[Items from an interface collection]
○ ○ ○ ○ ○ ○ ○
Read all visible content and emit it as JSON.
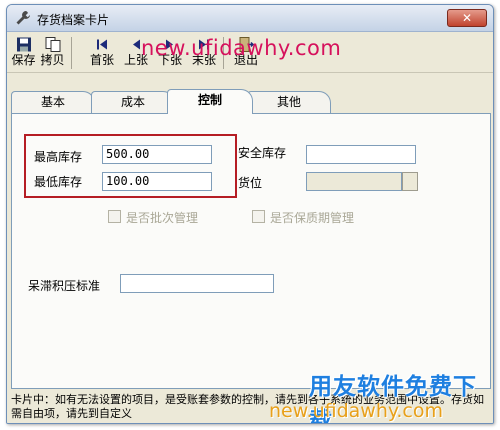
{
  "window": {
    "title": "存货档案卡片",
    "close_label": "✕"
  },
  "toolbar": {
    "buttons": [
      {
        "label": "保存",
        "icon": "floppy-disk-icon"
      },
      {
        "label": "拷贝",
        "icon": "copy-icon"
      },
      {
        "label": "首张",
        "icon": "first-record-icon"
      },
      {
        "label": "上张",
        "icon": "previous-record-icon"
      },
      {
        "label": "下张",
        "icon": "next-record-icon"
      },
      {
        "label": "末张",
        "icon": "last-record-icon"
      },
      {
        "label": "退出",
        "icon": "exit-icon"
      }
    ]
  },
  "tabs": [
    "基本",
    "成本",
    "控制",
    "其他"
  ],
  "active_tab": "控制",
  "form": {
    "min_stock_label": "最高库存",
    "min_stock_value": "500.00",
    "low_stock_label": "最低库存",
    "low_stock_value": "100.00",
    "safety_stock_label": "安全库存",
    "safety_stock_value": "",
    "location_label": "货位",
    "location_value": "",
    "batch_mgmt_label": "是否批次管理",
    "shelf_life_label": "是否保质期管理",
    "stale_label": "呆滞积压标准",
    "stale_value": ""
  },
  "status_text": "卡片中：如有无法设置的项目，是受账套参数的控制，请先到各子系统的业务范围中设置。存货如需自由项，请先到自定义",
  "watermarks": {
    "top": "new.ufidawhy.com",
    "bottom_cn": "用友软件免费下载",
    "bottom_url": "new.ufidawhy.com"
  },
  "colors": {
    "highlight_border": "#b51d24",
    "watermark_pink": "#d6115c",
    "watermark_blue": "#1e7fe0"
  }
}
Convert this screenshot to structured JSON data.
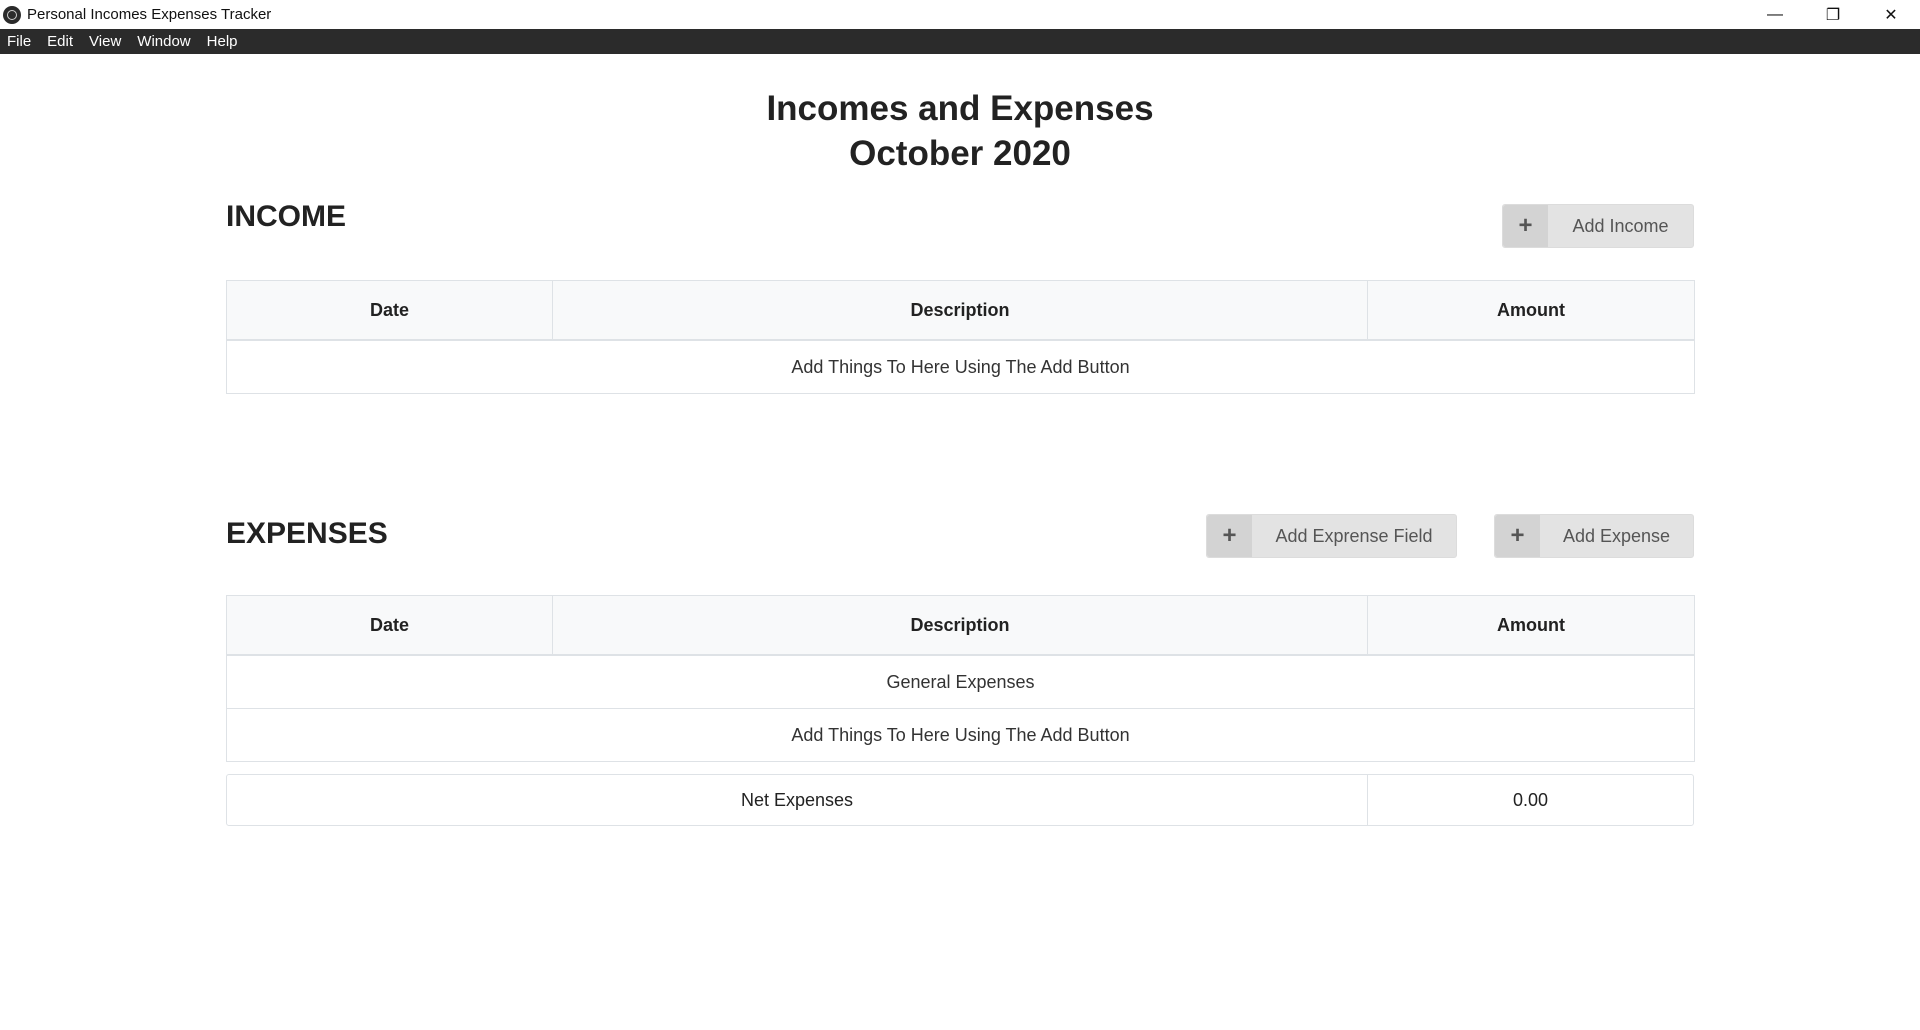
{
  "window": {
    "title": "Personal Incomes Expenses Tracker",
    "controls": {
      "minimize": "—",
      "restore": "❐",
      "close": "✕"
    }
  },
  "menu": [
    "File",
    "Edit",
    "View",
    "Window",
    "Help"
  ],
  "header": {
    "title_line1": "Incomes and Expenses",
    "title_line2": "October 2020"
  },
  "income": {
    "heading": "INCOME",
    "add_button": {
      "icon": "plus-icon",
      "glyph": "+",
      "label": "Add Income"
    },
    "columns": [
      "Date",
      "Description",
      "Amount"
    ],
    "empty_message": "Add Things To Here Using The Add Button"
  },
  "expenses": {
    "heading": "EXPENSES",
    "add_field_button": {
      "icon": "plus-icon",
      "glyph": "+",
      "label": "Add Exprense Field"
    },
    "add_button": {
      "icon": "plus-icon",
      "glyph": "+",
      "label": "Add Expense"
    },
    "columns": [
      "Date",
      "Description",
      "Amount"
    ],
    "group_label": "General Expenses",
    "empty_message": "Add Things To Here Using The Add Button",
    "net_label": "Net Expenses",
    "net_value": "0.00"
  },
  "colors": {
    "menubar": "#2b2b2b",
    "button_bg": "#e3e3e3",
    "button_icon_bg": "#d3d3d3",
    "table_border": "#dee2e6",
    "table_header_bg": "#f8f9fa"
  }
}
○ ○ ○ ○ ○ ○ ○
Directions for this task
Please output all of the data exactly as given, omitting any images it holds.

Answer space
Read all visible content and emit it as JSON.
{
  "window": {
    "title": "存货档案卡片",
    "close_label": "✕"
  },
  "toolbar": {
    "buttons": [
      {
        "label": "保存",
        "icon": "floppy-disk-icon"
      },
      {
        "label": "拷贝",
        "icon": "copy-icon"
      },
      {
        "label": "首张",
        "icon": "first-record-icon"
      },
      {
        "label": "上张",
        "icon": "previous-record-icon"
      },
      {
        "label": "下张",
        "icon": "next-record-icon"
      },
      {
        "label": "末张",
        "icon": "last-record-icon"
      },
      {
        "label": "退出",
        "icon": "exit-icon"
      }
    ]
  },
  "tabs": [
    "基本",
    "成本",
    "控制",
    "其他"
  ],
  "active_tab": "控制",
  "form": {
    "min_stock_label": "最高库存",
    "min_stock_value": "500.00",
    "low_stock_label": "最低库存",
    "low_stock_value": "100.00",
    "safety_stock_label": "安全库存",
    "safety_stock_value": "",
    "location_label": "货位",
    "location_value": "",
    "batch_mgmt_label": "是否批次管理",
    "shelf_life_label": "是否保质期管理",
    "stale_label": "呆滞积压标准",
    "stale_value": ""
  },
  "status_text": "卡片中：如有无法设置的项目，是受账套参数的控制，请先到各子系统的业务范围中设置。存货如需自由项，请先到自定义",
  "watermarks": {
    "top": "new.ufidawhy.com",
    "bottom_cn": "用友软件免费下载",
    "bottom_url": "new.ufidawhy.com"
  },
  "colors": {
    "highlight_border": "#b51d24",
    "watermark_pink": "#d6115c",
    "watermark_blue": "#1e7fe0"
  }
}
Convert this screenshot to structured JSON data.
{
  "window": {
    "title": "Personal Incomes Expenses Tracker",
    "controls": {
      "minimize": "—",
      "restore": "❐",
      "close": "✕"
    }
  },
  "menu": [
    "File",
    "Edit",
    "View",
    "Window",
    "Help"
  ],
  "header": {
    "title_line1": "Incomes and Expenses",
    "title_line2": "October 2020"
  },
  "income": {
    "heading": "INCOME",
    "add_button": {
      "icon": "plus-icon",
      "glyph": "+",
      "label": "Add Income"
    },
    "columns": [
      "Date",
      "Description",
      "Amount"
    ],
    "empty_message": "Add Things To Here Using The Add Button"
  },
  "expenses": {
    "heading": "EXPENSES",
    "add_field_button": {
      "icon": "plus-icon",
      "glyph": "+",
      "label": "Add Exprense Field"
    },
    "add_button": {
      "icon": "plus-icon",
      "glyph": "+",
      "label": "Add Expense"
    },
    "columns": [
      "Date",
      "Description",
      "Amount"
    ],
    "group_label": "General Expenses",
    "empty_message": "Add Things To Here Using The Add Button",
    "net_label": "Net Expenses",
    "net_value": "0.00"
  },
  "colors": {
    "menubar": "#2b2b2b",
    "button_bg": "#e3e3e3",
    "button_icon_bg": "#d3d3d3",
    "table_border": "#dee2e6",
    "table_header_bg": "#f8f9fa"
  }
}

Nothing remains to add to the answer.